“One of our so-called unsuccessful Matador launches wasn’t even a launch. The bird was still on its launching platform when someone noticed a fuel leak. It looked like a fire that could destroy both the missile and its launcher, and perhaps killed some people. The test conductor literally kicked it off (using the booster only) its platform without its main engine.”
“We had a heartbreaker in one of our Navahos. the bird was climbing perfectly when suddenly the missile sent itself an engine shutoff signal. Nothing had happened, except that the fail-safe system built into the missile proved too safe. That’s a chance you take; the price you pay to meet the requirements for range safety.”
“We had a launch of a Thor missile that blew up during its climb. It was reported as a failure, but the bird actually had functioned perfectly. A million-to-one chance caused its destruction. As the missile climbed, the Range Safety Officer received an incorrect reading from his ground instrumentation; a technician had incorrectly wired some circuits. Immediately, the RSO pushed the destruct button. We found no flaws in the bird, but we certainly, if unintentionally, proved the efficacy of our ground-destruct system.”

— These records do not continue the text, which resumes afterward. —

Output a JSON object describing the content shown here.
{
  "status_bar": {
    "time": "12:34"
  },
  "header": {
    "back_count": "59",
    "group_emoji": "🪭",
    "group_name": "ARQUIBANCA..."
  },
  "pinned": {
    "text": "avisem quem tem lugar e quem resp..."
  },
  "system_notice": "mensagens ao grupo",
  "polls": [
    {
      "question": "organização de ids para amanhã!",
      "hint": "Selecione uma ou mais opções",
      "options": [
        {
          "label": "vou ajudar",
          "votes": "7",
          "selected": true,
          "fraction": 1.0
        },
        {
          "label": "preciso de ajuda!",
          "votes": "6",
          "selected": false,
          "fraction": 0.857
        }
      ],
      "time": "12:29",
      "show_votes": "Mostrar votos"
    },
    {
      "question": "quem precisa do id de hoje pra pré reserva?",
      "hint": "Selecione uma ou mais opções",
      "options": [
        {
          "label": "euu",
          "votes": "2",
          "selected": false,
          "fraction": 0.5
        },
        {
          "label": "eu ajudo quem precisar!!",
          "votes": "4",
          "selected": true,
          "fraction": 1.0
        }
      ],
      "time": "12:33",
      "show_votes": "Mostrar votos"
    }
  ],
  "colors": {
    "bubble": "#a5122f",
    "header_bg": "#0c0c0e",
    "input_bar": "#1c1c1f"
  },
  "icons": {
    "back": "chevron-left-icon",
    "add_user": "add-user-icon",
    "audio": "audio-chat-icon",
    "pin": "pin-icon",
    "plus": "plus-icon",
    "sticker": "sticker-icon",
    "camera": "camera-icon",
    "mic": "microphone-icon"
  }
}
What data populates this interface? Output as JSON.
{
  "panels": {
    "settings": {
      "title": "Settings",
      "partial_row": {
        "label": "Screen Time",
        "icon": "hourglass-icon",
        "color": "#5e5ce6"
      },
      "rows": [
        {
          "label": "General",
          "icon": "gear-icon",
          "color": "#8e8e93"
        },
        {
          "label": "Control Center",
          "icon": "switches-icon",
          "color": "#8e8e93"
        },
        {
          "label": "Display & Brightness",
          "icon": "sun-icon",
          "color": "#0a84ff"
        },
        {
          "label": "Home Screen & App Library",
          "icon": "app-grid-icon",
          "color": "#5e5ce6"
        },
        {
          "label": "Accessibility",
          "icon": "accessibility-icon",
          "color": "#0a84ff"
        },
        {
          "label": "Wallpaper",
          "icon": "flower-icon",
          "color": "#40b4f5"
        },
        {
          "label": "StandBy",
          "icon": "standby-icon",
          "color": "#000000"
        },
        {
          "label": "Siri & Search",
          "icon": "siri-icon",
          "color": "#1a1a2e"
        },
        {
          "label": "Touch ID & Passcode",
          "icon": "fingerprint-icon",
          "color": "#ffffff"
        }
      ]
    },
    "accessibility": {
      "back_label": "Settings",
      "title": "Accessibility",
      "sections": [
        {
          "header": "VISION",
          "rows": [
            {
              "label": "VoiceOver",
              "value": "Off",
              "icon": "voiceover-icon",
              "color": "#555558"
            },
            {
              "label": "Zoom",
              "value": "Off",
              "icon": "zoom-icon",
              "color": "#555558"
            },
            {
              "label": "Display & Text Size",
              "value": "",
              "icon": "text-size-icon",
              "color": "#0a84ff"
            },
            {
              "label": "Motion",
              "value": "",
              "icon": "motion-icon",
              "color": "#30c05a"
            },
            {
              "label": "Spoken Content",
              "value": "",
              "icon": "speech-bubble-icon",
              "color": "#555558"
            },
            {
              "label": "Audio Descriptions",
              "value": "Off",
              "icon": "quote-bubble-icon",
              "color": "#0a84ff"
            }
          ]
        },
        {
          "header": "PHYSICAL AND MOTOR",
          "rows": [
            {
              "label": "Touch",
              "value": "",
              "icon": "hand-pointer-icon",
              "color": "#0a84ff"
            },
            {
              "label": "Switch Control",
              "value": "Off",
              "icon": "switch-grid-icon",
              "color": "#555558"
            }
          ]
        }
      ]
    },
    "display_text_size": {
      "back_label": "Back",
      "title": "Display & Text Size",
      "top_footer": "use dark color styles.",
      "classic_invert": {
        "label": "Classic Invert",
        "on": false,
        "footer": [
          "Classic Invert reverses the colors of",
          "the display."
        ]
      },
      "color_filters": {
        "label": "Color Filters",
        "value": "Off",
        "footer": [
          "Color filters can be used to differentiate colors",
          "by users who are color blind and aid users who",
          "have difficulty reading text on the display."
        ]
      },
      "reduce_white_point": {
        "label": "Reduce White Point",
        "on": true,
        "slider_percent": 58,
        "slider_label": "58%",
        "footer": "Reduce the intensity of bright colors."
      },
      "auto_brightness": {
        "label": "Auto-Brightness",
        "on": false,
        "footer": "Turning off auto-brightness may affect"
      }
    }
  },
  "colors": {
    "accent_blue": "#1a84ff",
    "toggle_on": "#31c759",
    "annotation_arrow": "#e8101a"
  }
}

Herein lies the problem. One side has taken the position that unless everything works perfectly, the entire test is a failure. The other side chooses to ignore, or at least compartmentalize, the obvious failure of a critical system as though that was something outside of the flight event. It’s all or nothing to both sides.
Well, if your position is that everything must be perfect or the whole thing is a failure, then you are patently incorrect and promoting an engineering impossibility. If your position is that the test was a 100 percent success because the post-landing rollout was not, strictly speaking, part of the test regime, then you are incorrect as well. If the vehicle is damaged, it’s not a perfect flight regardless of whether or not the test was a success, period.
The fact is, from an engineering standpoint – and in an engineering test, that is the only thing that counts – the Dream Chaser test was like almost all other tests of aerospace vehicles throughout history. It was neither a complete success nor was it a total failure. Attempts to claim otherwise in order to score political points is both disingenuous and damaging to the overall cause of space development.
If a test meets 98% of its objectives, then it’s 98% successful because that is the purpose of the test. For an operational vehicle, the standard is different – does it meet the business objective of safely delivering its payload. Even then, components and systems may fail but if it doesn’t result in a loss of the mission and its objectives, it’s not a total failure. Why are people making it all one way or all the other, as though the only two technical possibilities are 100% success or 100% failure? That is not engineering reality. In the engineering world, most often there is a combination of success and failure and rarely is something completely successful or a total loss. AT the end of space shuttle mission STS-51D, Discovery experienced multiple brake and tire failures that could have led to the loss of the vehicle. The brake problems were serious enough that post-Challenger, landings at KSC were stopped for several years while the problem was addressed. Was that a failure? YES – the brakes failed repeatedly. Were the missions failures? NO – the mission objectives were successfully accomplished.
The same standard should apply to Dream Chaser or any other vehicle.